After last week's social bonanza, it's nice to have some downtime today and tonight. With Martin Luther King, Jr. Day on Monday and the Presidential Inauguration Tuesday, it hasn't felt quite like a "normal" week (whatever that means). Witnessing the beginning of a historic presidency has been surreal in many respects. Some lingering thoughts:
Heard lots of inauguration prayer comparisons, contrasts, and critiques (probably more than the average Joe, since I work for a church). It's weird to hear people approach prayer, even public prayer, from such an evaluative stance. Wonder if many Americans functionally believe they have both the right and the duty to form and voice an opinion on everything. I think that's individually, corporately, and culturally crazymaking.
Already really tired of sore winners—those whose unbridled hope in the Obama presidency seems to require that they seek a full explanation from anyone not visibly celebrating alongside them. It's pretty disrespectful and relationally grotesque, and I don't recall Bush supporters demanding answers from those who didn't receive his presidency with a full-body embrace. Thankfully, the sore winners are a small minority, and maybe the inspiration they've been enjoying will eventually lead them to a place of accepting and respecting differences—a position many of them vocally espouse.
The Obamas are just plain fun to watch. I think many of us find (or project) a relatability to them that we haven't seen in the executive office before. Of course, this raises the possibility that some of the positive feeling that's been branded as "hope" (and make no mistake—legitimate or not, hope was definitely branded and marketed) could simply be narcissism—the presidency just became more about us than it seemed to be previously.

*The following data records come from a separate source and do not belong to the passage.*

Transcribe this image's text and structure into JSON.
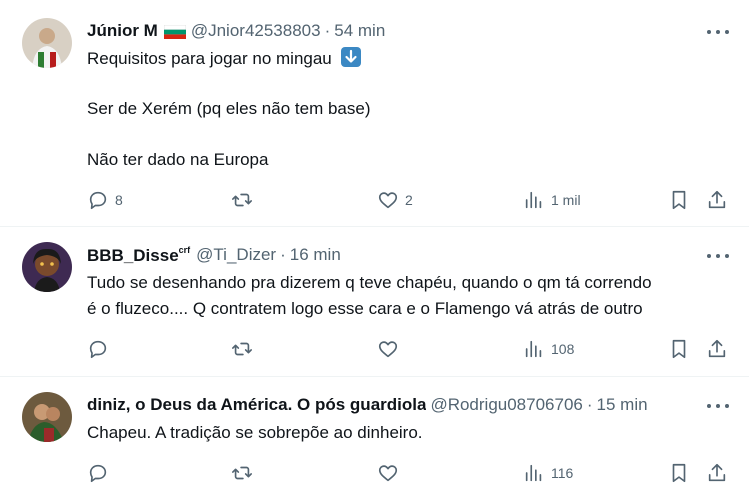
{
  "tweets": [
    {
      "name": "Júnior M",
      "handle": "@Jnior42538803",
      "time": "54 min",
      "lines": [
        "Requisitos para jogar no mingau",
        "Ser de Xerém (pq eles não tem base)",
        "Não ter dado na Europa"
      ],
      "replies": "8",
      "retweets": "",
      "likes": "2",
      "views": "1 mil",
      "avatar_colors": [
        "#d8d0c4",
        "#2e7d32",
        "#b71c1c"
      ]
    },
    {
      "name": "BBB_Disse",
      "name_sup": "crf",
      "handle": "@Ti_Dizer",
      "time": "16 min",
      "lines": [
        "Tudo se desenhando pra dizerem q teve chapéu, quando o qm tá correndo",
        "é o fluzeco.... Q  contratem logo esse cara e o Flamengo vá atrás de outro"
      ],
      "replies": "",
      "retweets": "",
      "likes": "",
      "views": "108",
      "avatar_colors": [
        "#3e2a52",
        "#7a4a2c",
        "#f2c14e"
      ]
    },
    {
      "name": "diniz, o Deus da América. O pós guardiola",
      "handle": "@Rodrigu08706706",
      "time": "15 min",
      "lines": [
        "Chapeu. A tradição se sobrepõe ao dinheiro."
      ],
      "replies": "",
      "retweets": "",
      "likes": "",
      "views": "116",
      "avatar_colors": [
        "#6d5a3e",
        "#2b5d2b",
        "#9c2a2a"
      ]
    }
  ],
  "separator": "·",
  "icons": [
    "reply-icon",
    "retweet-icon",
    "like-icon",
    "views-icon",
    "bookmark-icon",
    "share-icon",
    "more-icon",
    "bulgaria-flag-icon",
    "down-arrow-emoji"
  ],
  "colors": {
    "text": "#0f1419",
    "secondary": "#536471",
    "border": "#eff3f4"
  }
}
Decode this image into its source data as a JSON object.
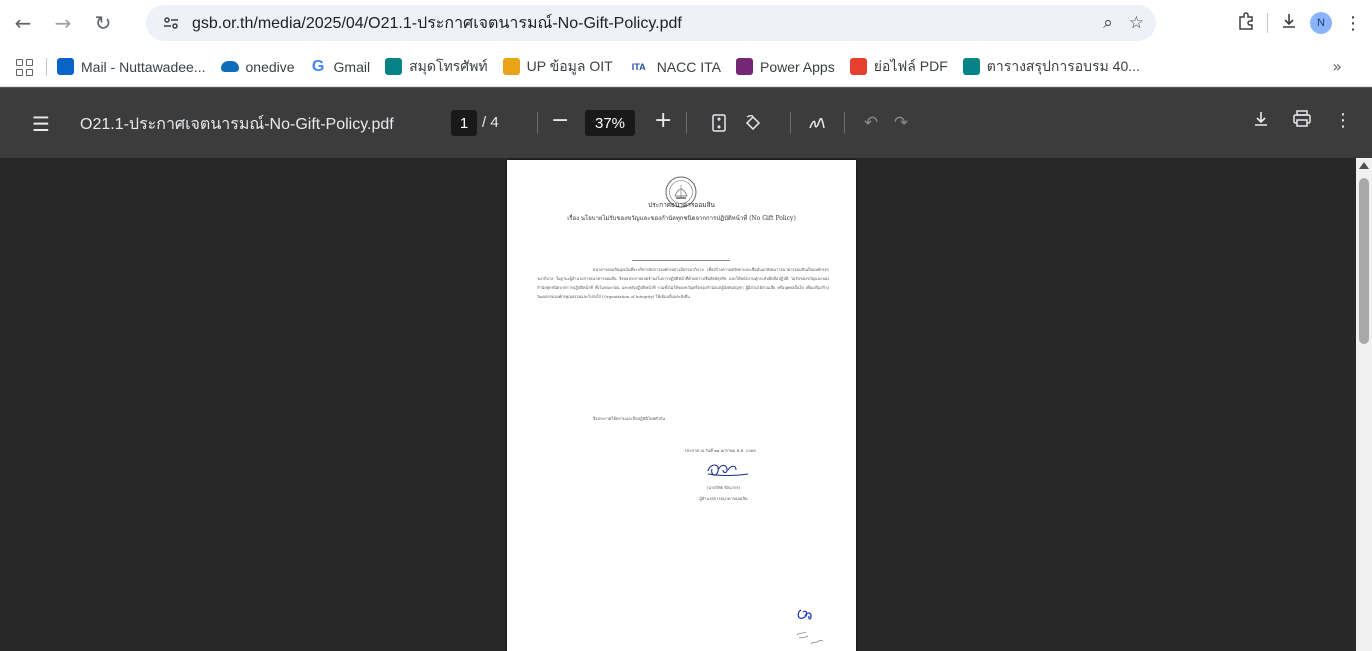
{
  "browser": {
    "url": "gsb.or.th/media/2025/04/O21.1-ประกาศเจตนารมณ์-No-Gift-Policy.pdf",
    "profile_initial": "N"
  },
  "bookmarks": [
    {
      "label": "Mail - Nuttawadee...",
      "icon": "outlook-icon",
      "color": "#0a64c8"
    },
    {
      "label": "onedive",
      "icon": "onedrive-cloud-icon",
      "color": "#0f6cbd"
    },
    {
      "label": "Gmail",
      "icon": "google-icon",
      "color": "#4285f4"
    },
    {
      "label": "สมุดโทรศัพท์",
      "icon": "sharepoint-icon",
      "color": "#038387"
    },
    {
      "label": "UP ข้อมูล OIT",
      "icon": "up-oit-icon",
      "color": "#e8a317"
    },
    {
      "label": "NACC ITA",
      "icon": "ita-icon",
      "color": "#1f4e9e"
    },
    {
      "label": "Power Apps",
      "icon": "power-apps-icon",
      "color": "#742774"
    },
    {
      "label": "ย่อไฟล์ PDF",
      "icon": "pdf-compress-icon",
      "color": "#e63f2f"
    },
    {
      "label": "ตารางสรุปการอบรม 40...",
      "icon": "sharepoint-icon",
      "color": "#038387"
    }
  ],
  "pdf": {
    "filename": "O21.1-ประกาศเจตนารมณ์-No-Gift-Policy.pdf",
    "current_page": "1",
    "total_pages": "/ 4",
    "zoom": "37%"
  },
  "document": {
    "heading": "ประกาศธนาคารออมสิน",
    "subject": "เรื่อง นโยบายไม่รับของขวัญและของกำนัลทุกชนิดจากการปฏิบัติหน้าที่ (No Gift Policy)",
    "body": "ธนาคารออมสินมุ่งเน้นที่จะบริหารจัดการองค์กรอย่างมีธรรมาภิบาล เพื่อสร้างความศรัทธาและเชื่อมั่นแก่สังคมว่าธนาคารออมสินเป็นองค์กรธรรมาภิบาล ในฐานะผู้อำนวยการธนาคารออมสิน จึงขอประกาศเจตจำนงในการปฏิบัติหน้าที่ด้วยความซื่อสัตย์สุจริต และให้พนักงานทุกระดับยึดถือปฏิบัติ ไม่รับของขวัญและของกำนัลทุกชนิดจากการปฏิบัติหน้าที่ ทั้งในขณะก่อน และหลังปฏิบัติหน้าที่ รวมทั้งไม่ให้ของขวัญหรือของกำนัลแก่ผู้บังคับบัญชา ผู้มีส่วนได้ส่วนเสีย หรือบุคคลอื่นใด เพื่อเสริมสร้างวัฒนธรรมองค์กรคุณธรรมและโปร่งใส (Organization of Integrity) ให้เข้มแข็งและยั่งยืน",
    "closing": "จึงประกาศให้ทราบและถือปฏิบัติโดยทั่วกัน",
    "date": "ประกาศ ณ วันที่ ๒๑ มกราคม พ.ศ. 2568",
    "signer_name": "(นายวิทัย รัตนากร)",
    "signer_title": "ผู้อำนวยการธนาคารออมสิน"
  },
  "colors": {
    "toolbar": "#3c3c3c",
    "viewer_bg": "#282828",
    "omnibox": "#eef1f7"
  }
}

The executive branch seems to be where many of us look for that connection (as the Loveline crew used to say, "Where's Dad?"). Whatever the reason, and regardless of the other concerns I may have, it certainly feels more engaging (even though my actual life is pretty much exactly the same as last week at this time).

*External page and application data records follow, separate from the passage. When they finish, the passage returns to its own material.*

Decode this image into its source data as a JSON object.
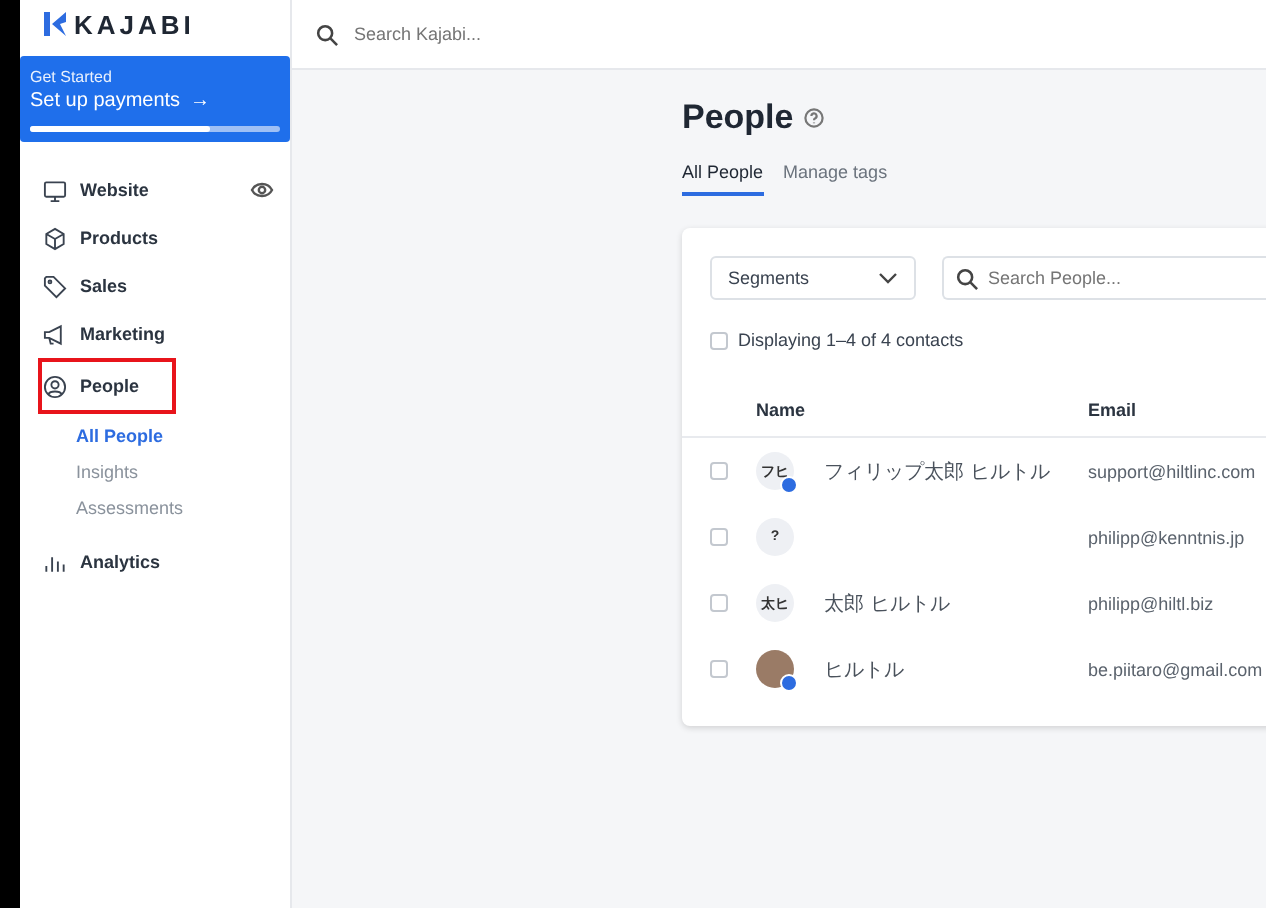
{
  "brand": {
    "name": "KAJABI"
  },
  "search": {
    "placeholder": "Search Kajabi..."
  },
  "banner": {
    "kicker": "Get Started",
    "title": "Set up payments",
    "arrow": "→",
    "level": 0.72
  },
  "sidebar": {
    "items": [
      {
        "label": "Website",
        "highlighted": false,
        "eye": true
      },
      {
        "label": "Products",
        "highlighted": false,
        "eye": false
      },
      {
        "label": "Sales",
        "highlighted": false,
        "eye": false
      },
      {
        "label": "Marketing",
        "highlighted": false,
        "eye": false
      },
      {
        "label": "People",
        "highlighted": true,
        "eye": false,
        "children": [
          {
            "label": "All People",
            "selected": true
          },
          {
            "label": "Insights",
            "selected": false
          },
          {
            "label": "Assessments",
            "selected": false
          }
        ]
      },
      {
        "label": "Analytics",
        "highlighted": false,
        "eye": false
      }
    ]
  },
  "page": {
    "title": "People"
  },
  "tabs": [
    {
      "label": "All People",
      "selected": true
    },
    {
      "label": "Manage tags",
      "selected": false
    }
  ],
  "segments": {
    "value": "Segments"
  },
  "people_search": {
    "placeholder": "Search People..."
  },
  "select_all": {
    "label": "Displaying 1–4 of 4 contacts",
    "checked": false
  },
  "table": {
    "columns": [
      "Name",
      "Email"
    ],
    "rows": [
      {
        "kind": "initials",
        "avatar": "フヒ",
        "verified": true,
        "name": "フィリップ太郎 ヒルトル",
        "email": "support@hiltlinc.com",
        "checked": false
      },
      {
        "kind": "initials",
        "avatar": "?",
        "verified": false,
        "email": "philipp@kenntnis.jp",
        "checked": false
      },
      {
        "kind": "initials",
        "avatar": "太ヒ",
        "verified": false,
        "name": "太郎 ヒルトル",
        "email": "philipp@hiltl.biz",
        "checked": false
      },
      {
        "kind": "photo",
        "verified": true,
        "name": "ヒルトル",
        "email": "be.piitaro@gmail.com",
        "checked": false
      }
    ]
  }
}
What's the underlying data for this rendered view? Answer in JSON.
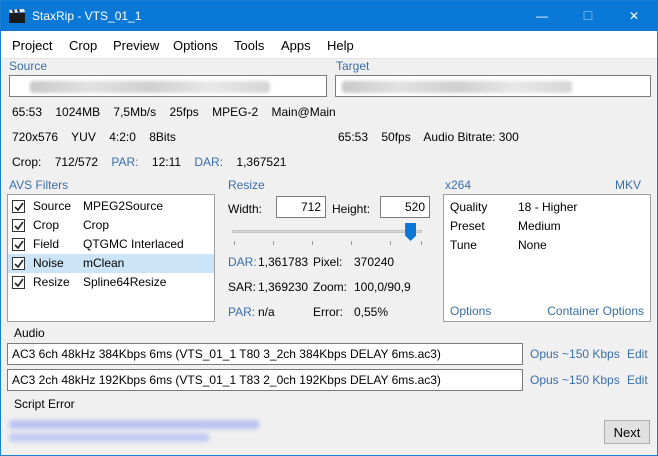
{
  "window": {
    "title": "StaxRip - VTS_01_1",
    "min_glyph": "—",
    "max_glyph": "☐",
    "close_glyph": "✕"
  },
  "menu": [
    "Project",
    "Crop",
    "Preview",
    "Options",
    "Tools",
    "Apps",
    "Help"
  ],
  "source": {
    "label": "Source",
    "line1": [
      "65:53",
      "1024MB",
      "7,5Mb/s",
      "25fps",
      "MPEG-2",
      "Main@Main"
    ],
    "line2": [
      "720x576",
      "YUV",
      "4:2:0",
      "8Bits"
    ],
    "crop_label": "Crop:",
    "crop_value": "712/572",
    "par_label": "PAR:",
    "par_value": "12:11",
    "dar_label": "DAR:",
    "dar_value": "1,367521"
  },
  "target": {
    "label": "Target",
    "info": [
      "65:53",
      "50fps",
      "Audio Bitrate: 300"
    ]
  },
  "filters": {
    "label": "AVS Filters",
    "rows": [
      {
        "name": "Source",
        "value": "MPEG2Source",
        "checked": true
      },
      {
        "name": "Crop",
        "value": "Crop",
        "checked": true
      },
      {
        "name": "Field",
        "value": "QTGMC Interlaced",
        "checked": true
      },
      {
        "name": "Noise",
        "value": "mClean",
        "checked": true
      },
      {
        "name": "Resize",
        "value": "Spline64Resize",
        "checked": true
      }
    ]
  },
  "resize": {
    "label": "Resize",
    "width_label": "Width:",
    "width_value": "712",
    "height_label": "Height:",
    "height_value": "520",
    "slider_fraction": 0.94,
    "dar_label": "DAR:",
    "dar_value": "1,361783",
    "pixel_label": "Pixel:",
    "pixel_value": "370240",
    "sar_label": "SAR:",
    "sar_value": "1,369230",
    "zoom_label": "Zoom:",
    "zoom_value": "100,0/90,9",
    "par_label": "PAR:",
    "par_value": "n/a",
    "error_label": "Error:",
    "error_value": "0,55%"
  },
  "encoder": {
    "label": "x264",
    "container": "MKV",
    "rows": [
      {
        "name": "Quality",
        "value": "18 - Higher"
      },
      {
        "name": "Preset",
        "value": "Medium"
      },
      {
        "name": "Tune",
        "value": "None"
      }
    ],
    "options_link": "Options",
    "container_options_link": "Container Options"
  },
  "audio": {
    "label": "Audio",
    "tracks": [
      {
        "file": "AC3 6ch 48kHz 384Kbps 6ms (VTS_01_1 T80 3_2ch 384Kbps DELAY 6ms.ac3)",
        "codec": "Opus ~150 Kbps",
        "edit": "Edit"
      },
      {
        "file": "AC3 2ch 48kHz 192Kbps 6ms (VTS_01_1 T83 2_0ch 192Kbps DELAY 6ms.ac3)",
        "codec": "Opus ~150 Kbps",
        "edit": "Edit"
      }
    ]
  },
  "script_error": {
    "label": "Script Error"
  },
  "next_button": "Next"
}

That all might sound like I'm completely down on Obama, but that'd be an untrue reading. To break out the old, tired line regularly used about Christians, there's a lot I like about Obama—it's (some of) his followers who push me away. And more than that, I'm just not that interested in having extensive thoughts, feelings, and opinions about him at all. For some reason, that's hard for a few to believe, but truthfully, if I were to make a good old-fashioned pie chart about what I'm up for devoting my attention and energy toward, the executive branch of the federal government wouldn't get much of a slice (ever, regardless of who's in the office). And it's weird to me that that's weird to anyone else—I feel disrespected when my choice is challenged, because not only am I free to make it, but I also believe I've made some good decisions on where I spend my attention and energy instead.